Material to process Block Start

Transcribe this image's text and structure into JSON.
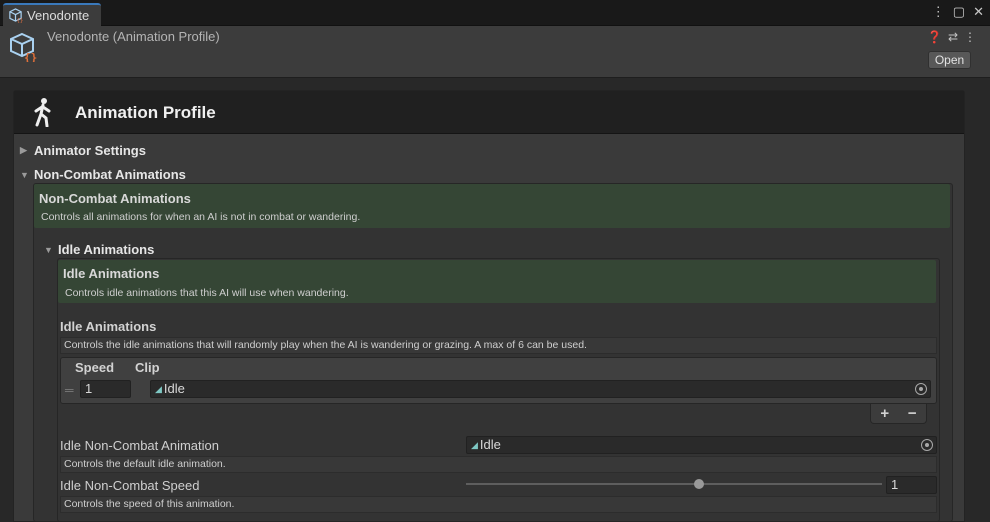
{
  "tab": {
    "label": "Venodonte"
  },
  "header": {
    "title": "Venodonte (Animation Profile)",
    "open_label": "Open"
  },
  "profile": {
    "title": "Animation Profile"
  },
  "foldouts": {
    "animator_settings": "Animator Settings",
    "non_combat": "Non-Combat Animations",
    "idle": "Idle Animations"
  },
  "non_combat_help": {
    "title": "Non-Combat Animations",
    "desc": "Controls all animations for when an AI is not in combat or wandering."
  },
  "idle_help": {
    "title": "Idle Animations",
    "desc": "Controls idle animations that this AI will use when wandering."
  },
  "idle_list": {
    "title": "Idle Animations",
    "desc": "Controls the idle animations that will randomly play when the AI is wandering or grazing. A max of 6 can be used.",
    "columns": [
      "Speed",
      "Clip"
    ],
    "rows": [
      {
        "speed": "1",
        "clip": "Idle"
      }
    ],
    "add": "+",
    "remove": "−"
  },
  "idle_non_combat_animation": {
    "label": "Idle Non-Combat Animation",
    "value": "Idle",
    "desc": "Controls the default idle animation."
  },
  "idle_non_combat_speed": {
    "label": "Idle Non-Combat Speed",
    "value": "1",
    "desc": "Controls the speed of this animation.",
    "slider_fraction": 0.55
  },
  "colors": {
    "accent": "#3a79bb",
    "help_bg": "#354635"
  }
}
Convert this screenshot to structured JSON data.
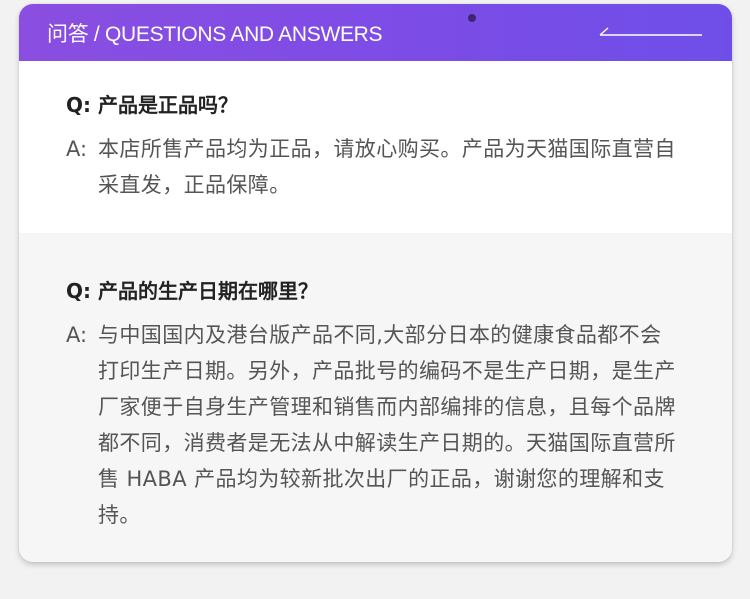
{
  "header": {
    "title": "问答 / QUESTIONS AND ANSWERS"
  },
  "qa": [
    {
      "question": "Q: 产品是正品吗？",
      "answer_prefix": "A:",
      "answer": "本店所售产品均为正品，请放心购买。产品为天猫国际直营自采直发，正品保障。"
    },
    {
      "question": "Q: 产品的生产日期在哪里？",
      "answer_prefix": "A:",
      "answer": "与中国国内及港台版产品不同,大部分日本的健康食品都不会打印生产日期。另外，产品批号的编码不是生产日期，是生产厂家便于自身生产管理和销售而内部编排的信息，且每个品牌都不同，消费者是无法从中解读生产日期的。天猫国际直营所售 HABA 产品均为较新批次出厂的正品，谢谢您的理解和支持。"
    }
  ]
}
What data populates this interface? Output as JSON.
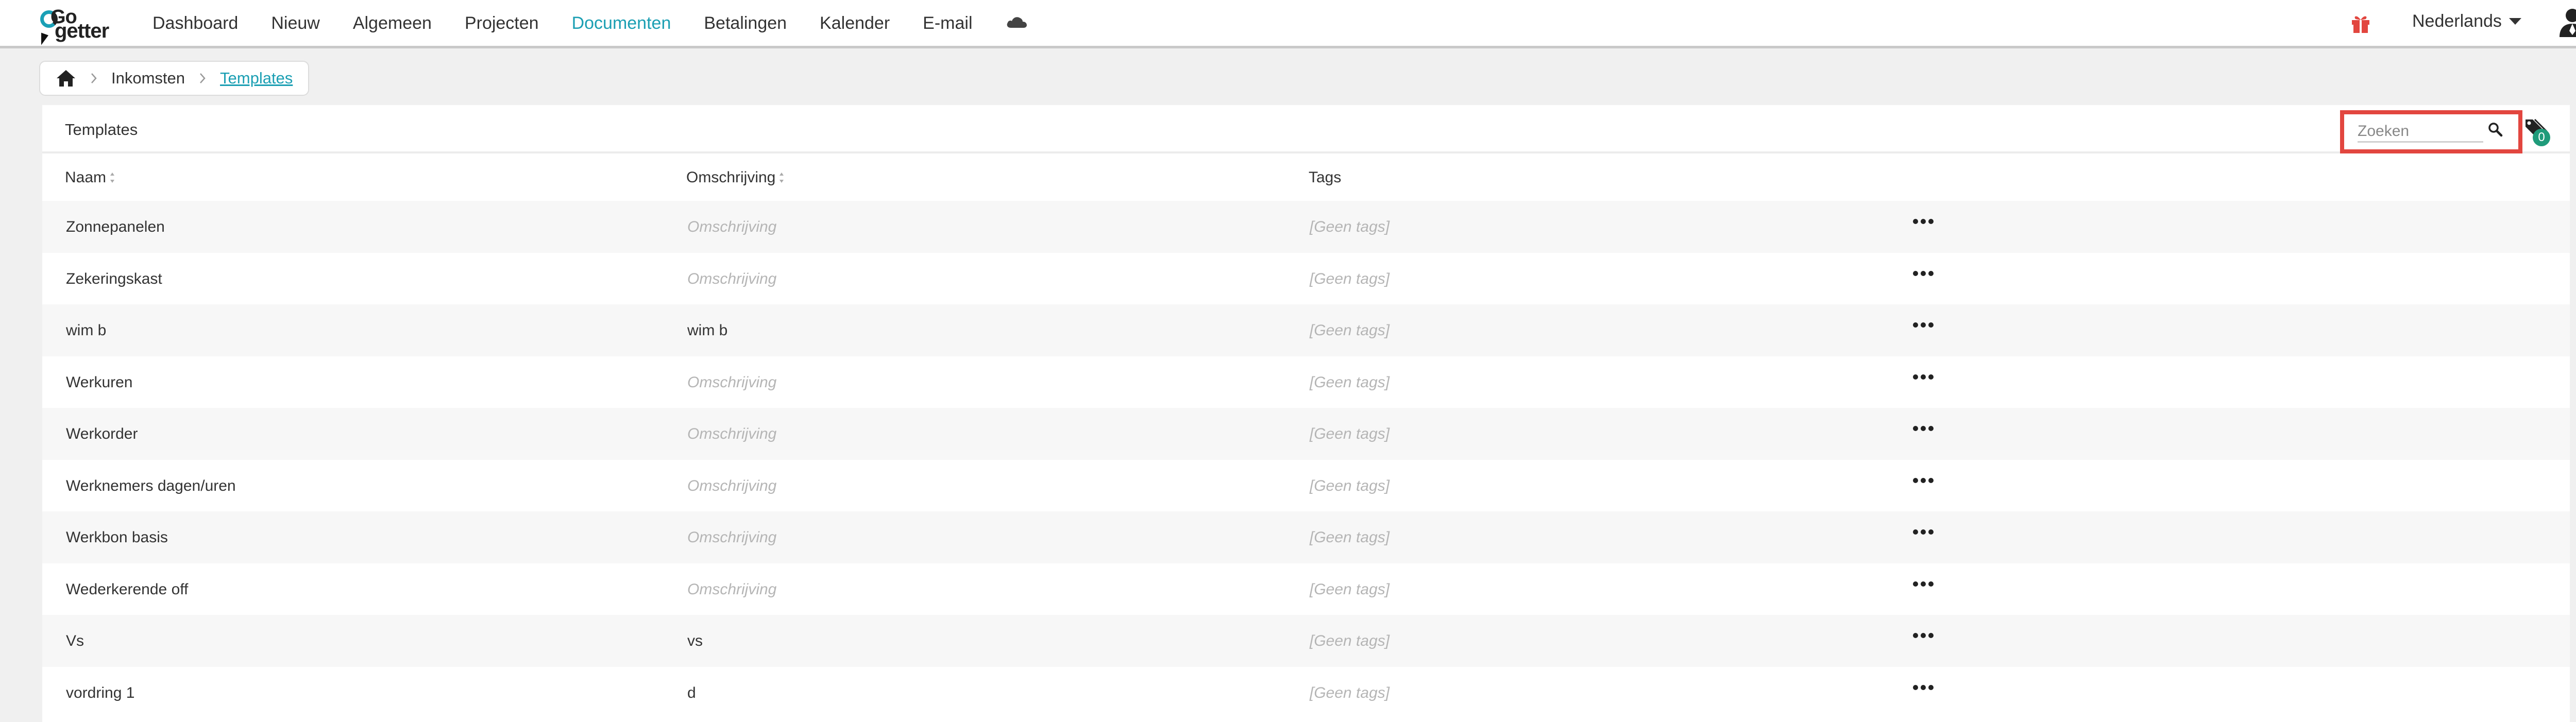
{
  "nav": {
    "logo_top": "Go",
    "logo_bottom": "getter",
    "items": [
      {
        "label": "Dashboard",
        "active": false
      },
      {
        "label": "Nieuw",
        "active": false
      },
      {
        "label": "Algemeen",
        "active": false
      },
      {
        "label": "Projecten",
        "active": false
      },
      {
        "label": "Documenten",
        "active": true
      },
      {
        "label": "Betalingen",
        "active": false
      },
      {
        "label": "Kalender",
        "active": false
      },
      {
        "label": "E-mail",
        "active": false
      }
    ],
    "cloud_icon": "cloud-icon",
    "gift_icon": "gift-icon",
    "language": "Nederlands",
    "user_icon": "user-icon"
  },
  "breadcrumb": {
    "home_icon": "home-icon",
    "items": [
      "Inkomsten",
      "Templates"
    ]
  },
  "panel": {
    "title": "Templates",
    "search": {
      "placeholder": "Zoeken",
      "value": ""
    },
    "tag_filter_count": "0"
  },
  "table": {
    "columns": [
      "Naam",
      "Omschrijving",
      "Tags"
    ],
    "rows": [
      {
        "name": "Zonnepanelen",
        "description": "Omschrijving",
        "description_placeholder": true,
        "tags": "[Geen tags]"
      },
      {
        "name": "Zekeringskast",
        "description": "Omschrijving",
        "description_placeholder": true,
        "tags": "[Geen tags]"
      },
      {
        "name": "wim b",
        "description": "wim b",
        "description_placeholder": false,
        "tags": "[Geen tags]"
      },
      {
        "name": "Werkuren",
        "description": "Omschrijving",
        "description_placeholder": true,
        "tags": "[Geen tags]"
      },
      {
        "name": "Werkorder",
        "description": "Omschrijving",
        "description_placeholder": true,
        "tags": "[Geen tags]"
      },
      {
        "name": "Werknemers dagen/uren",
        "description": "Omschrijving",
        "description_placeholder": true,
        "tags": "[Geen tags]"
      },
      {
        "name": "Werkbon basis",
        "description": "Omschrijving",
        "description_placeholder": true,
        "tags": "[Geen tags]"
      },
      {
        "name": "Wederkerende off",
        "description": "Omschrijving",
        "description_placeholder": true,
        "tags": "[Geen tags]"
      },
      {
        "name": "Vs",
        "description": "vs",
        "description_placeholder": false,
        "tags": "[Geen tags]"
      },
      {
        "name": "vordring 1",
        "description": "d",
        "description_placeholder": false,
        "tags": "[Geen tags]"
      }
    ]
  },
  "colors": {
    "accent": "#1b9fb3",
    "highlight": "#e2463f",
    "badge": "#1f9b7a"
  }
}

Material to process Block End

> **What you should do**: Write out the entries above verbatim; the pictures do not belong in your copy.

> **Task solution**:
Transcribe this image's text and structure into JSON.
{
  "tab": {
    "label": "Venodonte"
  },
  "header": {
    "title": "Venodonte (Animation Profile)",
    "open_label": "Open"
  },
  "profile": {
    "title": "Animation Profile"
  },
  "foldouts": {
    "animator_settings": "Animator Settings",
    "non_combat": "Non-Combat Animations",
    "idle": "Idle Animations"
  },
  "non_combat_help": {
    "title": "Non-Combat Animations",
    "desc": "Controls all animations for when an AI is not in combat or wandering."
  },
  "idle_help": {
    "title": "Idle Animations",
    "desc": "Controls idle animations that this AI will use when wandering."
  },
  "idle_list": {
    "title": "Idle Animations",
    "desc": "Controls the idle animations that will randomly play when the AI is wandering or grazing. A max of 6 can be used.",
    "columns": [
      "Speed",
      "Clip"
    ],
    "rows": [
      {
        "speed": "1",
        "clip": "Idle"
      }
    ],
    "add": "+",
    "remove": "−"
  },
  "idle_non_combat_animation": {
    "label": "Idle Non-Combat Animation",
    "value": "Idle",
    "desc": "Controls the default idle animation."
  },
  "idle_non_combat_speed": {
    "label": "Idle Non-Combat Speed",
    "value": "1",
    "desc": "Controls the speed of this animation.",
    "slider_fraction": 0.55
  },
  "colors": {
    "accent": "#3a79bb",
    "help_bg": "#354635"
  }
}
Convert this screenshot to structured JSON data.
{
  "header": {
    "title": "问答 / QUESTIONS AND ANSWERS"
  },
  "qa": [
    {
      "question": "Q: 产品是正品吗？",
      "answer_prefix": "A:",
      "answer": "本店所售产品均为正品，请放心购买。产品为天猫国际直营自采直发，正品保障。"
    },
    {
      "question": "Q: 产品的生产日期在哪里？",
      "answer_prefix": "A:",
      "answer": "与中国国内及港台版产品不同,大部分日本的健康食品都不会打印生产日期。另外，产品批号的编码不是生产日期，是生产厂家便于自身生产管理和销售而内部编排的信息，且每个品牌都不同，消费者是无法从中解读生产日期的。天猫国际直营所售 HABA 产品均为较新批次出厂的正品，谢谢您的理解和支持。"
    }
  ]
}
What data populates this interface? Output as JSON.
{
  "nav": {
    "logo_top": "Go",
    "logo_bottom": "getter",
    "items": [
      {
        "label": "Dashboard",
        "active": false
      },
      {
        "label": "Nieuw",
        "active": false
      },
      {
        "label": "Algemeen",
        "active": false
      },
      {
        "label": "Projecten",
        "active": false
      },
      {
        "label": "Documenten",
        "active": true
      },
      {
        "label": "Betalingen",
        "active": false
      },
      {
        "label": "Kalender",
        "active": false
      },
      {
        "label": "E-mail",
        "active": false
      }
    ],
    "cloud_icon": "cloud-icon",
    "gift_icon": "gift-icon",
    "language": "Nederlands",
    "user_icon": "user-icon"
  },
  "breadcrumb": {
    "home_icon": "home-icon",
    "items": [
      "Inkomsten",
      "Templates"
    ]
  },
  "panel": {
    "title": "Templates",
    "search": {
      "placeholder": "Zoeken",
      "value": ""
    },
    "tag_filter_count": "0"
  },
  "table": {
    "columns": [
      "Naam",
      "Omschrijving",
      "Tags"
    ],
    "rows": [
      {
        "name": "Zonnepanelen",
        "description": "Omschrijving",
        "description_placeholder": true,
        "tags": "[Geen tags]"
      },
      {
        "name": "Zekeringskast",
        "description": "Omschrijving",
        "description_placeholder": true,
        "tags": "[Geen tags]"
      },
      {
        "name": "wim b",
        "description": "wim b",
        "description_placeholder": false,
        "tags": "[Geen tags]"
      },
      {
        "name": "Werkuren",
        "description": "Omschrijving",
        "description_placeholder": true,
        "tags": "[Geen tags]"
      },
      {
        "name": "Werkorder",
        "description": "Omschrijving",
        "description_placeholder": true,
        "tags": "[Geen tags]"
      },
      {
        "name": "Werknemers dagen/uren",
        "description": "Omschrijving",
        "description_placeholder": true,
        "tags": "[Geen tags]"
      },
      {
        "name": "Werkbon basis",
        "description": "Omschrijving",
        "description_placeholder": true,
        "tags": "[Geen tags]"
      },
      {
        "name": "Wederkerende off",
        "description": "Omschrijving",
        "description_placeholder": true,
        "tags": "[Geen tags]"
      },
      {
        "name": "Vs",
        "description": "vs",
        "description_placeholder": false,
        "tags": "[Geen tags]"
      },
      {
        "name": "vordring 1",
        "description": "d",
        "description_placeholder": false,
        "tags": "[Geen tags]"
      }
    ]
  },
  "colors": {
    "accent": "#1b9fb3",
    "highlight": "#e2463f",
    "badge": "#1f9b7a"
  }
}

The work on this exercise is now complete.